→ Records excerpted from a collection:
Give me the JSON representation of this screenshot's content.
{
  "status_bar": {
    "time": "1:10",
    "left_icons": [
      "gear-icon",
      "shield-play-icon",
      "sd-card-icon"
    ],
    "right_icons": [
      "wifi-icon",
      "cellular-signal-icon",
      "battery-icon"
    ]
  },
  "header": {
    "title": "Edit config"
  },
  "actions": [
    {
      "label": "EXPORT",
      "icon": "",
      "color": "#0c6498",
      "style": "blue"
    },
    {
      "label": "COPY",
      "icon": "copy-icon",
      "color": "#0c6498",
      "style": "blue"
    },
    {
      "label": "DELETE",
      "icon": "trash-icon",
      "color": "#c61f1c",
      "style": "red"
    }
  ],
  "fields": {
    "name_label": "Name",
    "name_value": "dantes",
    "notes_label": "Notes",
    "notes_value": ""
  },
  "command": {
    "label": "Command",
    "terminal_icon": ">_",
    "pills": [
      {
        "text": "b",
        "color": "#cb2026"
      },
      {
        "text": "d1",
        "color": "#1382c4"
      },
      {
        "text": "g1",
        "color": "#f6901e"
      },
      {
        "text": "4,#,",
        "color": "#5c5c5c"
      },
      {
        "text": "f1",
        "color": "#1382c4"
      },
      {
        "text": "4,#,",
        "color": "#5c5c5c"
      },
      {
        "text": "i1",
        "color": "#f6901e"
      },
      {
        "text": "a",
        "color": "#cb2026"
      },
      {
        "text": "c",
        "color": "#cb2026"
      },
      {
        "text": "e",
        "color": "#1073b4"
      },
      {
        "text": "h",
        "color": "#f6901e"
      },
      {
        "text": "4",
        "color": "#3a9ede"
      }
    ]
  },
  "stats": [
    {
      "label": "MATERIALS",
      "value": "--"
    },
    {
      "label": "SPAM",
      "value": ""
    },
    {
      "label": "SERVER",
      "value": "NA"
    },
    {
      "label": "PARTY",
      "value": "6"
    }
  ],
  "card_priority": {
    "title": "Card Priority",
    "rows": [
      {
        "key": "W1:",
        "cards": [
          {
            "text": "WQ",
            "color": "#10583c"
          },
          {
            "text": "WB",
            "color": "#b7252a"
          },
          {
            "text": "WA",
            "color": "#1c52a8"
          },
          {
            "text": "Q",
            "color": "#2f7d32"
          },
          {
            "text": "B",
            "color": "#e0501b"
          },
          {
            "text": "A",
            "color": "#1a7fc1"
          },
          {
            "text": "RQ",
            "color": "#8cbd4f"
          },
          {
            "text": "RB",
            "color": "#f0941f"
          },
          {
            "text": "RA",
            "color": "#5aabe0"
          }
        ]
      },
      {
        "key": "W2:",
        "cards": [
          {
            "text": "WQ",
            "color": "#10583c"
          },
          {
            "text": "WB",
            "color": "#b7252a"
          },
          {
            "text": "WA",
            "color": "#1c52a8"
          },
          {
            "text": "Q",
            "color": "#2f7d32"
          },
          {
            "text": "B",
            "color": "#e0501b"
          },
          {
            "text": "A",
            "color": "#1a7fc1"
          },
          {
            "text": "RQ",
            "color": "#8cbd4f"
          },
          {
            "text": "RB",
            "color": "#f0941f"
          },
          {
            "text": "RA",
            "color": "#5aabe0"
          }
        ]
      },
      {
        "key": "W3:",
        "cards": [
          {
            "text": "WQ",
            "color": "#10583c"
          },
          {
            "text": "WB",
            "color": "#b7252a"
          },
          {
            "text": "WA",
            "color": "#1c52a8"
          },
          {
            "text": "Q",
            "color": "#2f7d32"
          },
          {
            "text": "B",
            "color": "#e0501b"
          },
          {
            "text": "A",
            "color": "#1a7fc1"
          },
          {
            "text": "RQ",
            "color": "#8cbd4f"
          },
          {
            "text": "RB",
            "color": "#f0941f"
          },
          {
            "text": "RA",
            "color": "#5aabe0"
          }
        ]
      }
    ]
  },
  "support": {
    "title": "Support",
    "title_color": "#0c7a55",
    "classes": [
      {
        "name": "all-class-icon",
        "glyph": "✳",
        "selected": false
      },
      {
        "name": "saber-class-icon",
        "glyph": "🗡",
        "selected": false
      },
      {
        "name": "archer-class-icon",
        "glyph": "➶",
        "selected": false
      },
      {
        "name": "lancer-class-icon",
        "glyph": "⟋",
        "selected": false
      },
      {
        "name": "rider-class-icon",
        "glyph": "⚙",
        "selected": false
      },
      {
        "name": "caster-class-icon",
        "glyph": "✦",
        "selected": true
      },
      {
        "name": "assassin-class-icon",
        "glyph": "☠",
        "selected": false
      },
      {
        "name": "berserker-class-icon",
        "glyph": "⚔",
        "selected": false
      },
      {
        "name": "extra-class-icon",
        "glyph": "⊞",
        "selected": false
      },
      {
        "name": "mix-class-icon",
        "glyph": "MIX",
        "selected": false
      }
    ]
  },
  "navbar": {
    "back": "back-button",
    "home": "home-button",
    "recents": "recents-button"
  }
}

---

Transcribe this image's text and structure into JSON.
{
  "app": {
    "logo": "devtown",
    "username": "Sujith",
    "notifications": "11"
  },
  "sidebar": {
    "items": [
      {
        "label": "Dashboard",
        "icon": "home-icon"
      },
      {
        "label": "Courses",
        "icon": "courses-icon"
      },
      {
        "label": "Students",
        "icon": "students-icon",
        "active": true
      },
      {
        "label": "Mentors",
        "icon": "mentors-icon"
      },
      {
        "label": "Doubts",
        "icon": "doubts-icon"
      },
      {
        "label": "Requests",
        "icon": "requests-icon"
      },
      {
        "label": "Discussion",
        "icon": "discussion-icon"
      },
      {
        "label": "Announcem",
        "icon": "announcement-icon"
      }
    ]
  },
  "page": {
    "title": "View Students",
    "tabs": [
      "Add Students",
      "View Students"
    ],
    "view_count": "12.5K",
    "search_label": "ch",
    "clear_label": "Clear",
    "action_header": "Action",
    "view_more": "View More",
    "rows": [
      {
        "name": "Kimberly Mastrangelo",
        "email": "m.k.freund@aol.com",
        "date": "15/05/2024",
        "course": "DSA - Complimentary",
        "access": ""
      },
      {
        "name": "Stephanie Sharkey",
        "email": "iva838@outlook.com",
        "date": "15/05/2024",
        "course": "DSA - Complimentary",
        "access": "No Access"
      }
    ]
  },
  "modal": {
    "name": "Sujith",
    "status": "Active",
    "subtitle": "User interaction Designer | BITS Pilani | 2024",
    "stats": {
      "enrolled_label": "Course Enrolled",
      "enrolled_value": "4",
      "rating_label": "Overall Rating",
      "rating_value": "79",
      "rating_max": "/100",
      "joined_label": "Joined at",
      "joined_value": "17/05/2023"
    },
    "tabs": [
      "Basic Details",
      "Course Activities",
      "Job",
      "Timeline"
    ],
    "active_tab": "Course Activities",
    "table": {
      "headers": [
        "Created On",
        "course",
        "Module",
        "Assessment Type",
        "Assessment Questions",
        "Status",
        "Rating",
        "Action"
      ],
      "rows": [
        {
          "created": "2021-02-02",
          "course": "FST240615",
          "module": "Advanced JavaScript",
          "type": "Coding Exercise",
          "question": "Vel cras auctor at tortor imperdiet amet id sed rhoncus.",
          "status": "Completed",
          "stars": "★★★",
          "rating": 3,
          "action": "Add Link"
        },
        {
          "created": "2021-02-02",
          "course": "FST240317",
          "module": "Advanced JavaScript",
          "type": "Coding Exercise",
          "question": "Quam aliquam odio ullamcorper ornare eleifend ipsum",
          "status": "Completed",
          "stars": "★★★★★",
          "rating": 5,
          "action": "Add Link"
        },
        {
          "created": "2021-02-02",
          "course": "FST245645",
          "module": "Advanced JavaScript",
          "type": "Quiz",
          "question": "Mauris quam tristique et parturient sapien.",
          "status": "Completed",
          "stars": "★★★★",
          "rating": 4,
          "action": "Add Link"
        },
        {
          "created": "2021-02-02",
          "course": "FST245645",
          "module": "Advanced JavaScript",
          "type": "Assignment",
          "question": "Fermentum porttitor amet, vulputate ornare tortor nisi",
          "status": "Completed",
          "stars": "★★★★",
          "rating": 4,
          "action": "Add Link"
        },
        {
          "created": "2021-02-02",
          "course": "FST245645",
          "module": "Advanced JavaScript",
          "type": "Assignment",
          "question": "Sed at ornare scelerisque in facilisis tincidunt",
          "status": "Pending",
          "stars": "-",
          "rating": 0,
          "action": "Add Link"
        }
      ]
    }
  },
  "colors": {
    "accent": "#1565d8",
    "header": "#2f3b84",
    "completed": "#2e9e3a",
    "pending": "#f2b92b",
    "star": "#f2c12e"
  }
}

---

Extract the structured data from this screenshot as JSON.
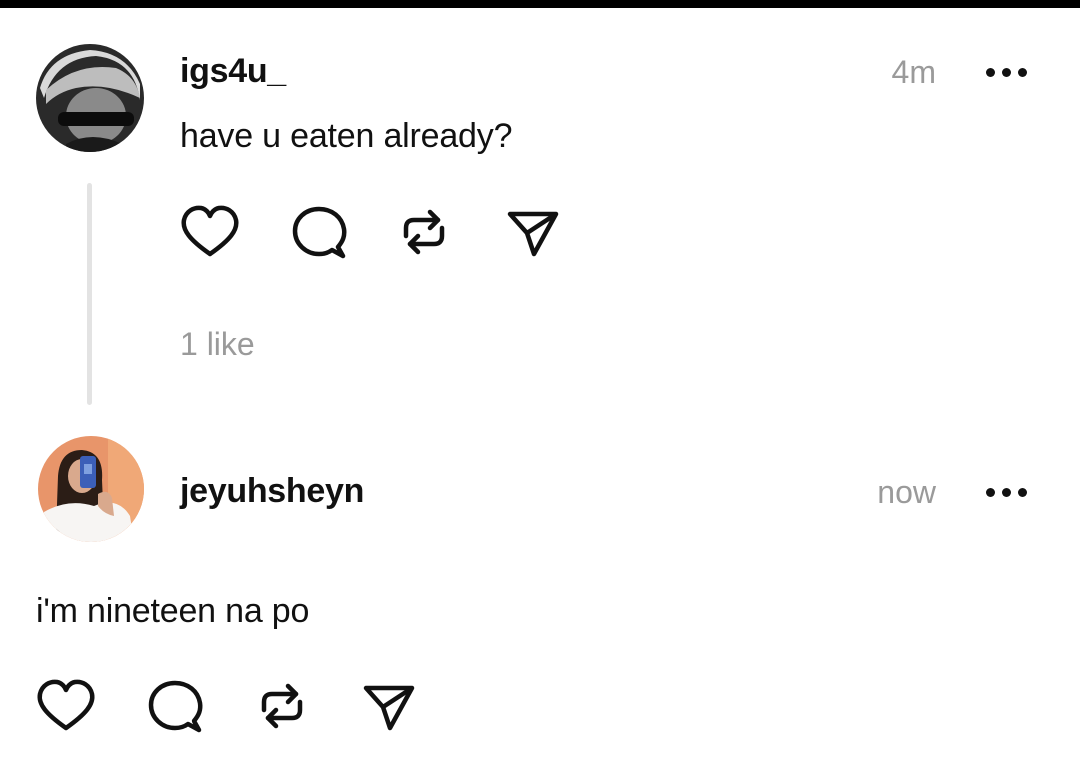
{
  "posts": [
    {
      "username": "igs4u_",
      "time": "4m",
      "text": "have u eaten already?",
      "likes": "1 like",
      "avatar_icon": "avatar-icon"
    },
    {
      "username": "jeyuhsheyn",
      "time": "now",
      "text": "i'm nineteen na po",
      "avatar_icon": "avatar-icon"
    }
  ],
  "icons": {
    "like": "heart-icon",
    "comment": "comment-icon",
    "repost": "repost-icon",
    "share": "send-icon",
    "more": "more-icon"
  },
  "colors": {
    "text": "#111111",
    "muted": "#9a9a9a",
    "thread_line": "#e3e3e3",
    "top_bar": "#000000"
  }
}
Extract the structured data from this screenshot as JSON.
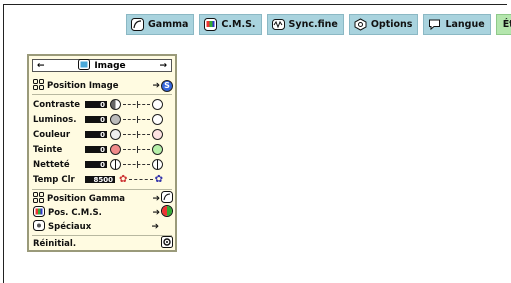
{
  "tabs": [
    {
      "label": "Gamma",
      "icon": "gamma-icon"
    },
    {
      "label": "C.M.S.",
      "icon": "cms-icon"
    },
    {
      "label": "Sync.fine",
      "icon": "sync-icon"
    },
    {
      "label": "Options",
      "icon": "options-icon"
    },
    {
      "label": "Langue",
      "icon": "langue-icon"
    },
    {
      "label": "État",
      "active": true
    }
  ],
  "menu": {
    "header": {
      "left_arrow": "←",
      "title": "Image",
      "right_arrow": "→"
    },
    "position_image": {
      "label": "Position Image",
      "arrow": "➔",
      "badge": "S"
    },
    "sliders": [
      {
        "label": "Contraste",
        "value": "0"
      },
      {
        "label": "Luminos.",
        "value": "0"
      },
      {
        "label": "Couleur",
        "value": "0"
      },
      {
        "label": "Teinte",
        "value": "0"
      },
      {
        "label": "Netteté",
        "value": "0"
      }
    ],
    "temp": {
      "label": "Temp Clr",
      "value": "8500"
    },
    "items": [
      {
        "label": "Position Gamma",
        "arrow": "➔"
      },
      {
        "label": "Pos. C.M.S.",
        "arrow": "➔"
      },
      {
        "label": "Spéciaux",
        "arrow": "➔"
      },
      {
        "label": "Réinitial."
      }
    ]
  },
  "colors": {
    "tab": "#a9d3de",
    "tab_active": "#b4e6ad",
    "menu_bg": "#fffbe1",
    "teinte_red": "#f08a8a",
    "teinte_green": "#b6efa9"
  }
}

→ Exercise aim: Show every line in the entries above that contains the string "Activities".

→ Response:
      "Course Activities",
    "active_tab": "Course Activities",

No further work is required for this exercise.